Players who are working to improve their game sometimes wonder: Where should I be looking when I throw a lob? Should I concentrate on the donnée, the spot where I want my boule to hit the ground? Or should my eyes follow the boule through its high trajectory in the air? Instructional books and videos say that your attention should be on the donnee. But if you watch Youtube videos of world-class lobbers, you can see that their eyes are following the boule through the air. Which is right? What should I be doing?
Experimental archaeology is an activity in which archaeologists try to re-create or re-enact past technologies or cultures in order to help understand them. In that spirit I decided to try to re-create a nailed boule, a boule cloutée.
You can read the full story HERE.

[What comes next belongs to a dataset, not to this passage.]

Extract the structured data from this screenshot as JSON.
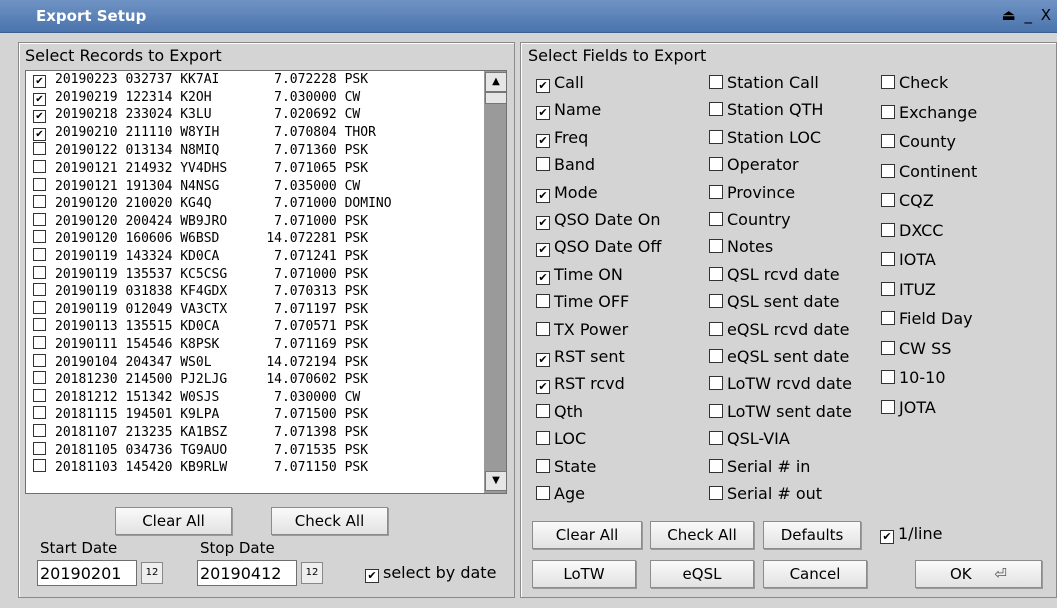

[originally published 2018-02-23; revised 2020-03-10]
Decathlon (technically, the Decathlon Group) is a world-wide chain of sporting-goods stores. It is, in fact, the largest sporting goods retailer in the world. It was founded in France in 1976. In the mid-1980s it started to expand into other European countries. In 2003 it started to expand into China, India, and Southeast Asia. Today, it has more than 1,100 stores (many of which are large superstores that stock a wide range of sporting goods) in 38 countries. There are about 40 stores in the UK, and one in Mexico. For petanque players, the interesting thing about Decathlon stores is that they stock petanque boules and other petanque equipment.
Paul Ordner had a long and successful career (starting in 1923) as a commercial artist, creating illustrations for advertisments, magazine covers, and posters (especially for sports-related magazines and events) as well as humorous and political cartoons. Around 1960 he began creating humorous drawings and cartoons for postcard publisher Éditions Photochrome à Toulouse. Eventually he designed almost 300 cards. He died in 1969 at age 68. A book of his art, Paul Ordner: 40 ans de dessin sportif, humoristique et politique, was published in 2014.
His series of postcards called “The Ten Commandments of Petanque” (Les Dix Commandements de la Pétanque) is popular with Petanque players.
01: You may tell your wife to go to hell, but thou shalt finish the game first.
For 34 years, starting in 1981, Le Mondial de Millau was one of the most important petanque competitions (perhaps THE most important competition) in France and in the world, attracting the world’s top pétanque players. Unlike Le Mondial la Marseillaise à Pétanque which is only a triples event, Millau held open singles, doubles, and triples competitions for both men and women, as well as a mixed triples competition. It was a 5-day pétanque festival that attracted 15,000 spectators (or 50,000, depending on who you ask) and 5,000 players. It was supported by an army of 400-500 volunteers. While it was being played in mid-August, it was impossible to find an un-booked hotel room within 80 kilometers of Millau.
A throwing form that allows you to throw effectively is something that you can work on. In this post we look at one aspect of effective form— torso torque. The expression refers to the way a shooter twists his torso while throwing. (See Byron Putman: Pétanque: The Greatest Game You Never Heard Of (pp. 82-85)— highly recommended.)
When you watch world-class shooters you will often see this…
For a long time we’ve warned players not to put their boules in their carry-on luggage when they fly. Transportation Security Administration (TSA) officers consider boules to be dangerous objects (like hammers) and will not allow them to be carried onto a plane in carry-on luggage.
I ordered some jacks, an umpire’s folding ruler, and a set of the new Obut stainless steel leisure boules from Petanque America.
The first item in the order was several orange Obut jacks. I’d seen the orange jacks on Youtube videos and the color seemed to be easy to see. I’d describe the color as matte (not glossy) flourescent orange.